On Friday, March 21, U.S. District Court Judge Bernard Friedman struck down Michigan's ban on same-sex marriage.
The next day, clerks in Ingham, Washtenaw, Oakland and Muskegon counties opened their doors to issue marriage licenses. More than 300 people were pronounced man and husband, or woman and wife, before 5 p.m. Then a stay was issued by the U.S. Sixth Circuit Court of Appeals, which forced clerks to cease marrying gay couples.
So now what? What does all of this mean for the couples who were issued marriage licenses, and will those who didn't make the 5 p.m. cut-off get the chance to say their "I do's"?

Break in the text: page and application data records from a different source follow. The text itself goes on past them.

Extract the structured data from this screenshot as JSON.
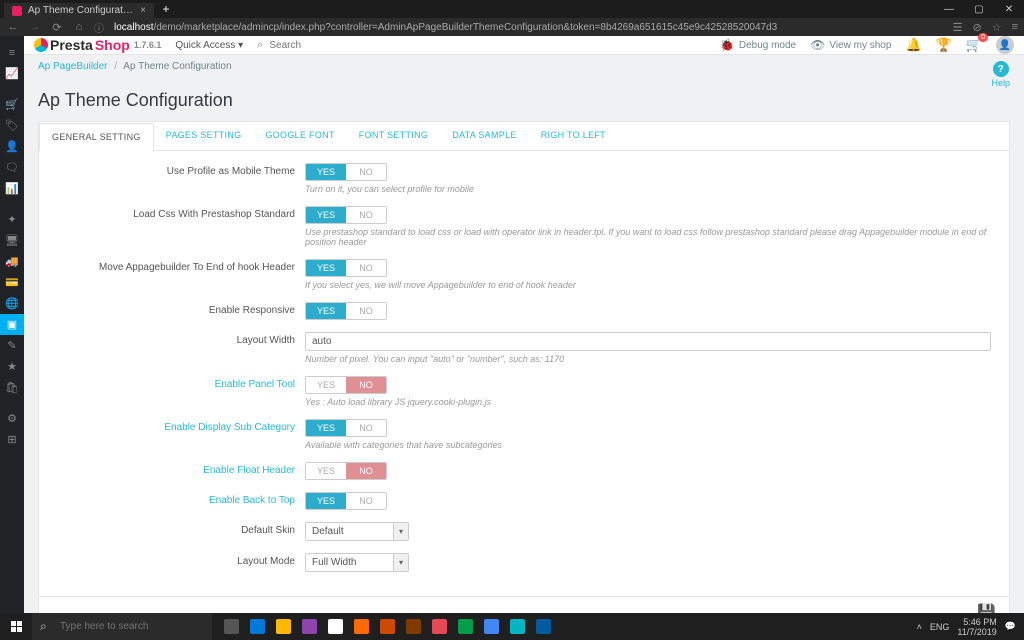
{
  "browser": {
    "tab_title": "Ap Theme Configuration • m",
    "url_prefix": "localhost",
    "url_rest": "/demo/marketplace/admincp/index.php?controller=AdminApPageBuilderThemeConfiguration&token=8b4269a651615c45e9c42528520047d3"
  },
  "topbar": {
    "brand_a": "Presta",
    "brand_b": "Shop",
    "version": "1.7.6.1",
    "quick_access": "Quick Access ▾",
    "search_placeholder": "Search",
    "debug": "Debug mode",
    "view_shop": "View my shop",
    "cart_badge": "0"
  },
  "breadcrumb": {
    "a": "Ap PageBuilder",
    "b": "Ap Theme Configuration"
  },
  "page_title": "Ap Theme Configuration",
  "help_label": "Help",
  "tabs": [
    "GENERAL SETTING",
    "PAGES SETTING",
    "GOOGLE FONT",
    "FONT SETTING",
    "DATA SAMPLE",
    "RIGH TO LEFT"
  ],
  "toggle_labels": {
    "yes": "YES",
    "no": "NO"
  },
  "rows": [
    {
      "label": "Use Profile as Mobile Theme",
      "state": "yes",
      "hint": "Turn on it, you can select profile for mobile",
      "link": false
    },
    {
      "label": "Load Css With Prestashop Standard",
      "state": "yes",
      "hint": "Use prestashop standard to load css or load with operator link in header.tpl. If you want to load css follow prestashop standard please drag Appagebuilder module in end of position header",
      "link": false
    },
    {
      "label": "Move Appagebuilder To End of hook Header",
      "state": "yes",
      "hint": "If you select yes, we will move Appagebuilder to end of hook header",
      "link": false
    },
    {
      "label": "Enable Responsive",
      "state": "yes",
      "hint": "",
      "link": false
    }
  ],
  "layout_width": {
    "label": "Layout Width",
    "value": "auto",
    "hint": "Number of pixel. You can input \"auto\" or \"number\", such as: 1170"
  },
  "rows2": [
    {
      "label": "Enable Panel Tool",
      "state": "no",
      "hint": "Yes : Auto load library JS jquery.cooki-plugin.js",
      "link": true
    },
    {
      "label": "Enable Display Sub Category",
      "state": "yes",
      "hint": "Available with categories that have subcategories",
      "link": true
    },
    {
      "label": "Enable Float Header",
      "state": "no",
      "hint": "",
      "link": true
    },
    {
      "label": "Enable Back to Top",
      "state": "yes",
      "hint": "",
      "link": true
    }
  ],
  "selects": [
    {
      "label": "Default Skin",
      "value": "Default"
    },
    {
      "label": "Layout Mode",
      "value": "Full Width"
    }
  ],
  "save_label": "Save",
  "taskbar": {
    "search_placeholder": "Type here to search",
    "time": "5:46 PM",
    "date": "11/7/2019",
    "lang": "ENG",
    "up": "˄"
  },
  "task_colors": [
    "#555",
    "#0078d7",
    "#ffb900",
    "#8e44ad",
    "#fff",
    "#ff6a00",
    "#cc4b00",
    "#7f3a00",
    "#e74856",
    "#009e49",
    "#4285f4",
    "#00b7c3",
    "#005a9e"
  ]
}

On Wednesday, the Sixth Circuit Court of Appeals will announce whether they will hear an appeal to Judge Friedman's decision.
If they choose to hear an appeal, the stay preventing couples from being married will likely remain in place until the appeal is heard, which could take months.
If they choose to not hear an appeal of the case, the stay will likely be lifted and gay couples will be free to marry.
Michigan Radio's Zoe Clark spoke with MPRN's Rick Pluta about the case this afternoon. Listen to Pluta's analysis below:
– Paige Pfleger, Michigan Radio Newsroom